Record profits for farmers at Biggenden

Burnett Livestock & Realty’s James Cochrane selling a pen of Brangus weaner steers for 708.2c per kg or $1874. Picture: Contributed

Burnett cattle vendors are celebrating a ’meteoric rise’ in sale prices after an auction at Biggenden on Monday 11 October saw records tumble and big profits made.

Weaner steers from Bundaberg sold for a record-breaking 746.2 cents per kilogram at the 11 October Burnett Livestock & Realty auction at Biggenden, with many other kinds of cattle following closely behind to make for an unprecedentedly profitable event.

Stephanie Whitaker, the Administration Manager at Burnett Livestock & Realty, explained that the surge in prices is the result of a market scrambling for new cattle after a challenging few years.

“There is unprecedented demand for cattle in New South Wales and Queensland; after years of drought, the national herd is quite depleted, and as rain has been not too bad over eastern Australia this year, many producers are restocking and feedlots and processors are still needing to fill space,“ she said.

“This all leads to buyers being prepared to pay more for cattle, and in turn the whole cattle market is stronger.“

Recent fortuitous changes in weather have now seen the region’s farmers come out of hiding, touting their stock at unprecedented prices.

“We have had a bit of rain in our region and the promise of rain to come, so farmers are optimistic about putting cattle in their paddocks and about prices when they need to sell cattle,“ Ms Whitaker said.

“This also affects the flow of cattle onto the market – if prices are low, producers can hang on to their cattle as there is sufficient feed for them – so, for the market to obtain cattle, the prices must be very good to encourage producers to sell.“

A total of five lots sold for over 700 cents on the kilo at Biggenden last week, with several other pens following closely behind the elusive $7 mark.

“The top priced cattle were smaller/younger cattle […] weigh[ing] less than older cattle, hence [a] higher c/kg price than, say, the cattle going to feedlots or processors,“ Ms Whitaker explained.

“The younger, lighter steers always make more c/kg because there is less weight in them.

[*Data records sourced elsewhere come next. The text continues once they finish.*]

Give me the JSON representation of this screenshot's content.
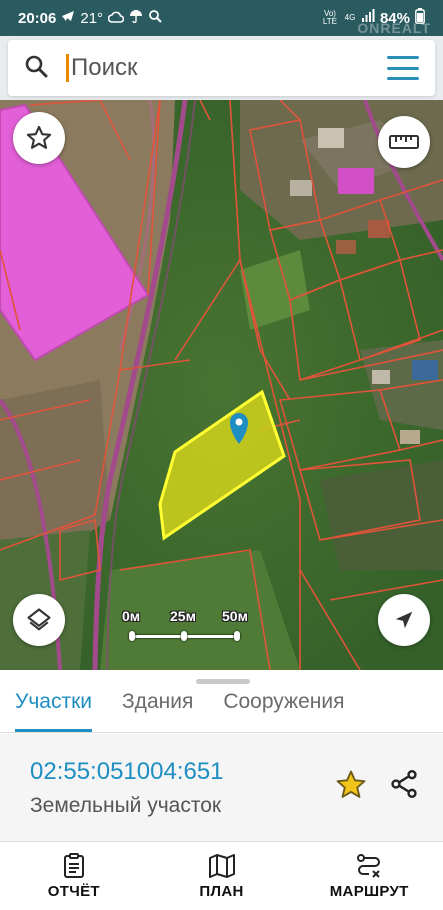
{
  "status": {
    "time": "20:06",
    "temperature": "21°",
    "network": "4G",
    "volte": "Vo) LTE",
    "battery": "84%",
    "icons": [
      "telegram-icon",
      "cloud-icon",
      "umbrella-icon",
      "search-icon",
      "signal-icon",
      "battery-icon"
    ]
  },
  "watermark": "ONREALT",
  "search": {
    "placeholder": "Поиск",
    "value": ""
  },
  "map": {
    "scale_labels": [
      "0м",
      "25м",
      "50м"
    ],
    "colors": {
      "selected_fill": "#d9d81a",
      "selected_stroke": "#ffff33",
      "parcel_border": "#e0543a",
      "building": "#e05ad8",
      "pin": "#1f8ec2"
    }
  },
  "tabs": [
    {
      "label": "Участки",
      "active": true
    },
    {
      "label": "Здания",
      "active": false
    },
    {
      "label": "Сооружения",
      "active": false
    }
  ],
  "parcel": {
    "cadastral_number": "02:55:051004:651",
    "type": "Земельный участок"
  },
  "nav": [
    {
      "label": "ОТЧЁТ",
      "icon": "report-icon"
    },
    {
      "label": "ПЛАН",
      "icon": "map-icon"
    },
    {
      "label": "МАРШРУТ",
      "icon": "route-icon"
    }
  ],
  "accent": "#1f8ec2"
}
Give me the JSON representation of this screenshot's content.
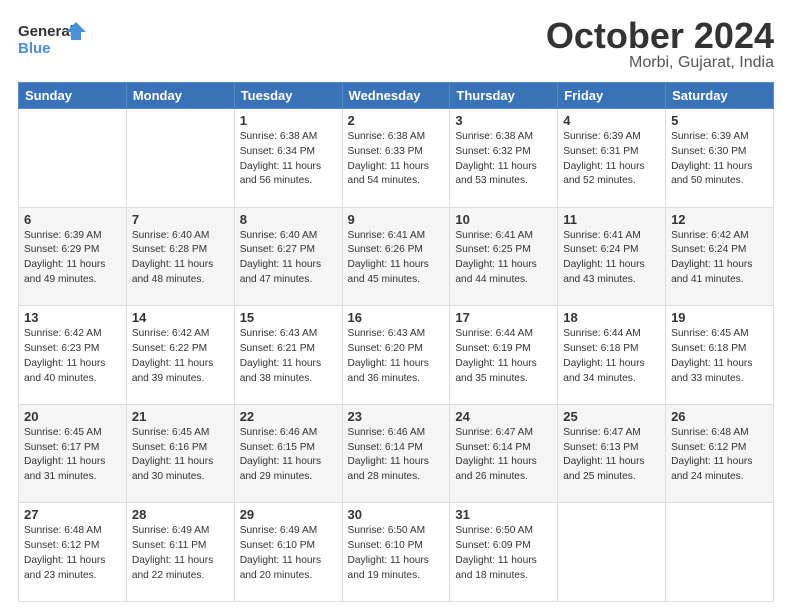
{
  "header": {
    "logo_line1": "General",
    "logo_line2": "Blue",
    "month": "October 2024",
    "location": "Morbi, Gujarat, India"
  },
  "days_of_week": [
    "Sunday",
    "Monday",
    "Tuesday",
    "Wednesday",
    "Thursday",
    "Friday",
    "Saturday"
  ],
  "weeks": [
    [
      {
        "day": "",
        "info": ""
      },
      {
        "day": "",
        "info": ""
      },
      {
        "day": "1",
        "info": "Sunrise: 6:38 AM\nSunset: 6:34 PM\nDaylight: 11 hours and 56 minutes."
      },
      {
        "day": "2",
        "info": "Sunrise: 6:38 AM\nSunset: 6:33 PM\nDaylight: 11 hours and 54 minutes."
      },
      {
        "day": "3",
        "info": "Sunrise: 6:38 AM\nSunset: 6:32 PM\nDaylight: 11 hours and 53 minutes."
      },
      {
        "day": "4",
        "info": "Sunrise: 6:39 AM\nSunset: 6:31 PM\nDaylight: 11 hours and 52 minutes."
      },
      {
        "day": "5",
        "info": "Sunrise: 6:39 AM\nSunset: 6:30 PM\nDaylight: 11 hours and 50 minutes."
      }
    ],
    [
      {
        "day": "6",
        "info": "Sunrise: 6:39 AM\nSunset: 6:29 PM\nDaylight: 11 hours and 49 minutes."
      },
      {
        "day": "7",
        "info": "Sunrise: 6:40 AM\nSunset: 6:28 PM\nDaylight: 11 hours and 48 minutes."
      },
      {
        "day": "8",
        "info": "Sunrise: 6:40 AM\nSunset: 6:27 PM\nDaylight: 11 hours and 47 minutes."
      },
      {
        "day": "9",
        "info": "Sunrise: 6:41 AM\nSunset: 6:26 PM\nDaylight: 11 hours and 45 minutes."
      },
      {
        "day": "10",
        "info": "Sunrise: 6:41 AM\nSunset: 6:25 PM\nDaylight: 11 hours and 44 minutes."
      },
      {
        "day": "11",
        "info": "Sunrise: 6:41 AM\nSunset: 6:24 PM\nDaylight: 11 hours and 43 minutes."
      },
      {
        "day": "12",
        "info": "Sunrise: 6:42 AM\nSunset: 6:24 PM\nDaylight: 11 hours and 41 minutes."
      }
    ],
    [
      {
        "day": "13",
        "info": "Sunrise: 6:42 AM\nSunset: 6:23 PM\nDaylight: 11 hours and 40 minutes."
      },
      {
        "day": "14",
        "info": "Sunrise: 6:42 AM\nSunset: 6:22 PM\nDaylight: 11 hours and 39 minutes."
      },
      {
        "day": "15",
        "info": "Sunrise: 6:43 AM\nSunset: 6:21 PM\nDaylight: 11 hours and 38 minutes."
      },
      {
        "day": "16",
        "info": "Sunrise: 6:43 AM\nSunset: 6:20 PM\nDaylight: 11 hours and 36 minutes."
      },
      {
        "day": "17",
        "info": "Sunrise: 6:44 AM\nSunset: 6:19 PM\nDaylight: 11 hours and 35 minutes."
      },
      {
        "day": "18",
        "info": "Sunrise: 6:44 AM\nSunset: 6:18 PM\nDaylight: 11 hours and 34 minutes."
      },
      {
        "day": "19",
        "info": "Sunrise: 6:45 AM\nSunset: 6:18 PM\nDaylight: 11 hours and 33 minutes."
      }
    ],
    [
      {
        "day": "20",
        "info": "Sunrise: 6:45 AM\nSunset: 6:17 PM\nDaylight: 11 hours and 31 minutes."
      },
      {
        "day": "21",
        "info": "Sunrise: 6:45 AM\nSunset: 6:16 PM\nDaylight: 11 hours and 30 minutes."
      },
      {
        "day": "22",
        "info": "Sunrise: 6:46 AM\nSunset: 6:15 PM\nDaylight: 11 hours and 29 minutes."
      },
      {
        "day": "23",
        "info": "Sunrise: 6:46 AM\nSunset: 6:14 PM\nDaylight: 11 hours and 28 minutes."
      },
      {
        "day": "24",
        "info": "Sunrise: 6:47 AM\nSunset: 6:14 PM\nDaylight: 11 hours and 26 minutes."
      },
      {
        "day": "25",
        "info": "Sunrise: 6:47 AM\nSunset: 6:13 PM\nDaylight: 11 hours and 25 minutes."
      },
      {
        "day": "26",
        "info": "Sunrise: 6:48 AM\nSunset: 6:12 PM\nDaylight: 11 hours and 24 minutes."
      }
    ],
    [
      {
        "day": "27",
        "info": "Sunrise: 6:48 AM\nSunset: 6:12 PM\nDaylight: 11 hours and 23 minutes."
      },
      {
        "day": "28",
        "info": "Sunrise: 6:49 AM\nSunset: 6:11 PM\nDaylight: 11 hours and 22 minutes."
      },
      {
        "day": "29",
        "info": "Sunrise: 6:49 AM\nSunset: 6:10 PM\nDaylight: 11 hours and 20 minutes."
      },
      {
        "day": "30",
        "info": "Sunrise: 6:50 AM\nSunset: 6:10 PM\nDaylight: 11 hours and 19 minutes."
      },
      {
        "day": "31",
        "info": "Sunrise: 6:50 AM\nSunset: 6:09 PM\nDaylight: 11 hours and 18 minutes."
      },
      {
        "day": "",
        "info": ""
      },
      {
        "day": "",
        "info": ""
      }
    ]
  ]
}
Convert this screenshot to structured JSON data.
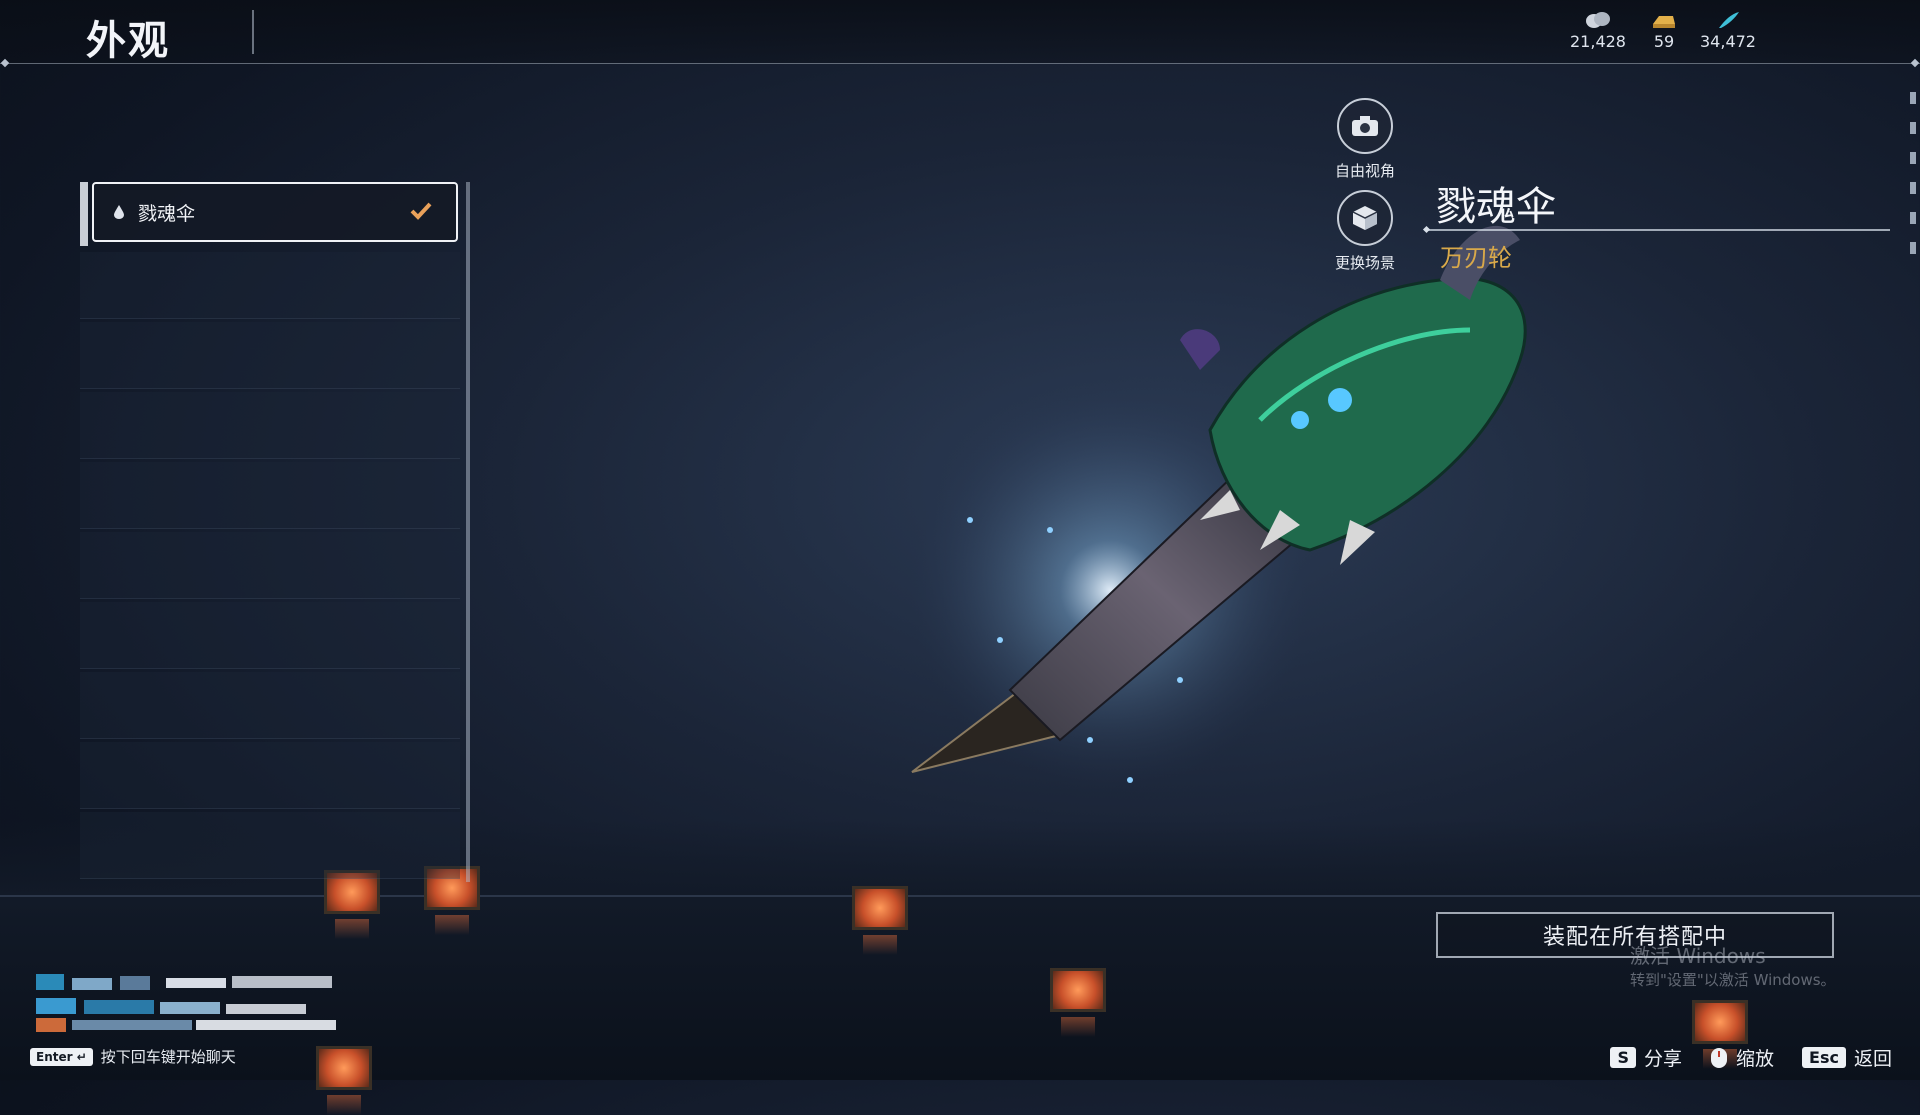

There could also be buyers who specifically want those particular cattle and [are] prepared to go as strong as they need to when bidding. This was partly the case with one or two lots that were over 700c/kg.“

Childers farmer Martin Illet, who saw particular success at Biggenden this month, sold a pen of Droughtmaster cross weaner steers for 744.2 cents per kilo – the second-highest sale of the auction and the highest he has ever sold his stock for.

The Illet farm south of Bundaberg has only just been in business again for 12 months, with Martin and his brother taking over operations from their father.

The runner-up seller of the Biggenden auction said he was content and slightly surprised with his steers’ performance, adding however that prices of this kind are quickly becoming the norm.

“Prices have been on the rise lately,“ Martin said.

“There’s been a shortfall in supply of male cattle in the last 12 months, because there’s been a lot of areas in drought across the state, so there’s a lot of people that are hanging on to their cattle. Coupled with Covid, which shortens supply all over the place, it drives the prices crazy,“ he explained.

The Illets have been breeding cattle since 1989, Martin recalled, with the Biggenden saleyards having long been their main location for selling off their stock.

The steers sold last Monday, he said, were among the first batch of weaners they have raised since taking over operations, with the short-horned cross calves freshly pulled off their mother before the sale.

After their near record-breaking performance earlier this month, the Illets are now looking at a quiet end to the year; having depleted their stock, they will now focus on breeding the next batch of cattle for the March sale season.

“Five years ago, in the middle of the droughts in 2015 and 2016, we were selling cattle for $250 a head – you couldn’t give them away!“ Martin said. Just in September this year, we sold cattle for $1600-1800. It’s been a meteoric rise, really.“